What the exercise asks: Copy down every line of the data that follows exactly. Omit the pictures.

Supplied information:
###
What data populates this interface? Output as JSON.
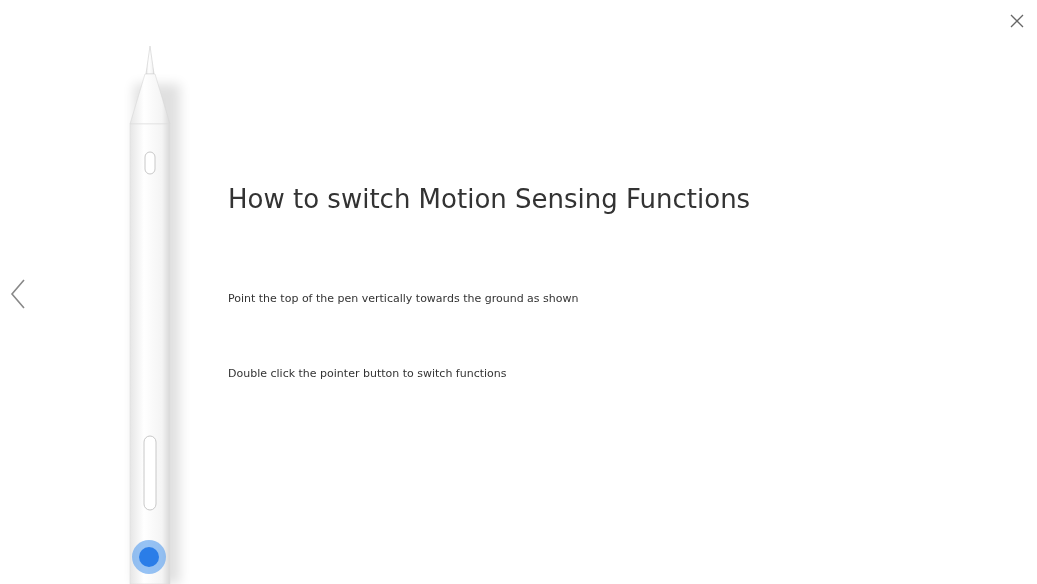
{
  "title": "How to switch Motion Sensing Functions",
  "steps": [
    {
      "text": "Point the top of the pen vertically towards the ground as shown"
    },
    {
      "text": "Double click the pointer button to switch functions"
    }
  ]
}
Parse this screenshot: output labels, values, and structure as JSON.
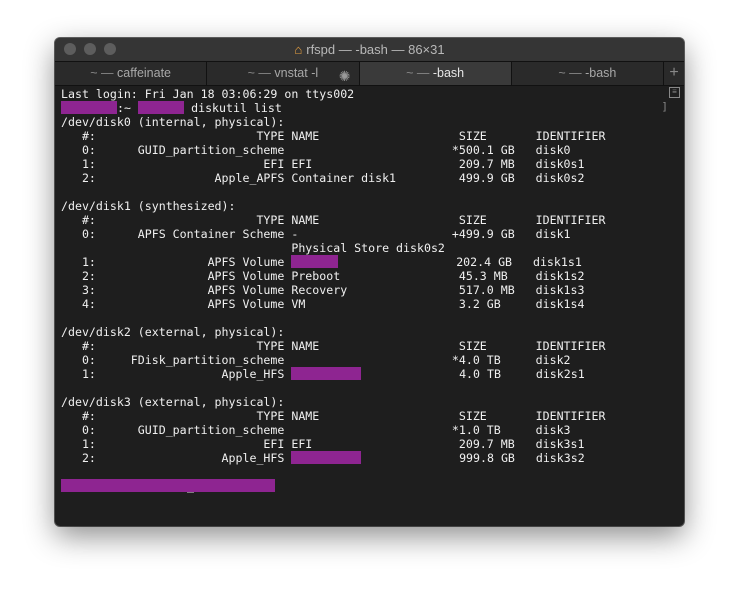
{
  "window": {
    "title": "rfspd — -bash — 86×31",
    "home_icon": "home-icon"
  },
  "tabs": [
    {
      "prefix": "~ —",
      "label": "caffeinate",
      "active": false
    },
    {
      "prefix": "~ —",
      "label": "vnstat -l",
      "active": false,
      "busy": true
    },
    {
      "prefix": "~ —",
      "label": "-bash",
      "active": true
    },
    {
      "prefix": "~ —",
      "label": "-bash",
      "active": false
    }
  ],
  "new_tab": "+",
  "terminal": {
    "redact_color": "#8e2591",
    "lines": [
      [
        {
          "t": "Last login: Fri Jan 18 03:06:29 on ttys002"
        }
      ],
      [
        {
          "r": 8
        },
        {
          "t": ":~ "
        },
        {
          "r": 6.6
        },
        {
          "t": " diskutil list"
        }
      ],
      [
        {
          "t": "/dev/disk0 (internal, physical):"
        }
      ],
      [
        {
          "t": "   #:                       TYPE NAME                    SIZE       IDENTIFIER"
        }
      ],
      [
        {
          "t": "   0:      GUID_partition_scheme                        *500.1 GB   disk0"
        }
      ],
      [
        {
          "t": "   1:                        EFI EFI                     209.7 MB   disk0s1"
        }
      ],
      [
        {
          "t": "   2:                 Apple_APFS Container disk1         499.9 GB   disk0s2"
        }
      ],
      [
        {
          "t": ""
        }
      ],
      [
        {
          "t": "/dev/disk1 (synthesized):"
        }
      ],
      [
        {
          "t": "   #:                       TYPE NAME                    SIZE       IDENTIFIER"
        }
      ],
      [
        {
          "t": "   0:      APFS Container Scheme -                      +499.9 GB   disk1"
        }
      ],
      [
        {
          "t": "                                 Physical Store disk0s2"
        }
      ],
      [
        {
          "t": "   1:                APFS Volume "
        },
        {
          "r": 6.6
        },
        {
          "t": "                 202.4 GB   disk1s1"
        }
      ],
      [
        {
          "t": "   2:                APFS Volume Preboot                 45.3 MB    disk1s2"
        }
      ],
      [
        {
          "t": "   3:                APFS Volume Recovery                517.0 MB   disk1s3"
        }
      ],
      [
        {
          "t": "   4:                APFS Volume VM                      3.2 GB     disk1s4"
        }
      ],
      [
        {
          "t": ""
        }
      ],
      [
        {
          "t": "/dev/disk2 (external, physical):"
        }
      ],
      [
        {
          "t": "   #:                       TYPE NAME                    SIZE       IDENTIFIER"
        }
      ],
      [
        {
          "t": "   0:     FDisk_partition_scheme                        *4.0 TB     disk2"
        }
      ],
      [
        {
          "t": "   1:                  Apple_HFS "
        },
        {
          "r": 10
        },
        {
          "t": "              4.0 TB     disk2s1"
        }
      ],
      [
        {
          "t": ""
        }
      ],
      [
        {
          "t": "/dev/disk3 (external, physical):"
        }
      ],
      [
        {
          "t": "   #:                       TYPE NAME                    SIZE       IDENTIFIER"
        }
      ],
      [
        {
          "t": "   0:      GUID_partition_scheme                        *1.0 TB     disk3"
        }
      ],
      [
        {
          "t": "   1:                        EFI EFI                     209.7 MB   disk3s1"
        }
      ],
      [
        {
          "t": "   2:                  Apple_HFS "
        },
        {
          "r": 10
        },
        {
          "t": "              999.8 GB   disk3s2"
        }
      ],
      [
        {
          "t": ""
        }
      ],
      [
        {
          "r": 30.5,
          "cursor": "_"
        }
      ]
    ]
  },
  "scrollback_marker": "]"
}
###
Exercise result:
What data populates this interface? Output as JSON.
{
  "title": "How to switch Motion Sensing Functions",
  "steps": [
    {
      "text": "Point the top of the pen vertically towards the ground as shown"
    },
    {
      "text": "Double click the pointer button to switch functions"
    }
  ]
}
Parse this screenshot: output labels, values, and structure as JSON.
{
  "window": {
    "title": "rfspd — -bash — 86×31",
    "home_icon": "home-icon"
  },
  "tabs": [
    {
      "prefix": "~ —",
      "label": "caffeinate",
      "active": false
    },
    {
      "prefix": "~ —",
      "label": "vnstat -l",
      "active": false,
      "busy": true
    },
    {
      "prefix": "~ —",
      "label": "-bash",
      "active": true
    },
    {
      "prefix": "~ —",
      "label": "-bash",
      "active": false
    }
  ],
  "new_tab": "+",
  "terminal": {
    "redact_color": "#8e2591",
    "lines": [
      [
        {
          "t": "Last login: Fri Jan 18 03:06:29 on ttys002"
        }
      ],
      [
        {
          "r": 8
        },
        {
          "t": ":~ "
        },
        {
          "r": 6.6
        },
        {
          "t": " diskutil list"
        }
      ],
      [
        {
          "t": "/dev/disk0 (internal, physical):"
        }
      ],
      [
        {
          "t": "   #:                       TYPE NAME                    SIZE       IDENTIFIER"
        }
      ],
      [
        {
          "t": "   0:      GUID_partition_scheme                        *500.1 GB   disk0"
        }
      ],
      [
        {
          "t": "   1:                        EFI EFI                     209.7 MB   disk0s1"
        }
      ],
      [
        {
          "t": "   2:                 Apple_APFS Container disk1         499.9 GB   disk0s2"
        }
      ],
      [
        {
          "t": ""
        }
      ],
      [
        {
          "t": "/dev/disk1 (synthesized):"
        }
      ],
      [
        {
          "t": "   #:                       TYPE NAME                    SIZE       IDENTIFIER"
        }
      ],
      [
        {
          "t": "   0:      APFS Container Scheme -                      +499.9 GB   disk1"
        }
      ],
      [
        {
          "t": "                                 Physical Store disk0s2"
        }
      ],
      [
        {
          "t": "   1:                APFS Volume "
        },
        {
          "r": 6.6
        },
        {
          "t": "                 202.4 GB   disk1s1"
        }
      ],
      [
        {
          "t": "   2:                APFS Volume Preboot                 45.3 MB    disk1s2"
        }
      ],
      [
        {
          "t": "   3:                APFS Volume Recovery                517.0 MB   disk1s3"
        }
      ],
      [
        {
          "t": "   4:                APFS Volume VM                      3.2 GB     disk1s4"
        }
      ],
      [
        {
          "t": ""
        }
      ],
      [
        {
          "t": "/dev/disk2 (external, physical):"
        }
      ],
      [
        {
          "t": "   #:                       TYPE NAME                    SIZE       IDENTIFIER"
        }
      ],
      [
        {
          "t": "   0:     FDisk_partition_scheme                        *4.0 TB     disk2"
        }
      ],
      [
        {
          "t": "   1:                  Apple_HFS "
        },
        {
          "r": 10
        },
        {
          "t": "              4.0 TB     disk2s1"
        }
      ],
      [
        {
          "t": ""
        }
      ],
      [
        {
          "t": "/dev/disk3 (external, physical):"
        }
      ],
      [
        {
          "t": "   #:                       TYPE NAME                    SIZE       IDENTIFIER"
        }
      ],
      [
        {
          "t": "   0:      GUID_partition_scheme                        *1.0 TB     disk3"
        }
      ],
      [
        {
          "t": "   1:                        EFI EFI                     209.7 MB   disk3s1"
        }
      ],
      [
        {
          "t": "   2:                  Apple_HFS "
        },
        {
          "r": 10
        },
        {
          "t": "              999.8 GB   disk3s2"
        }
      ],
      [
        {
          "t": ""
        }
      ],
      [
        {
          "r": 30.5,
          "cursor": "_"
        }
      ]
    ]
  },
  "scrollback_marker": "]"
}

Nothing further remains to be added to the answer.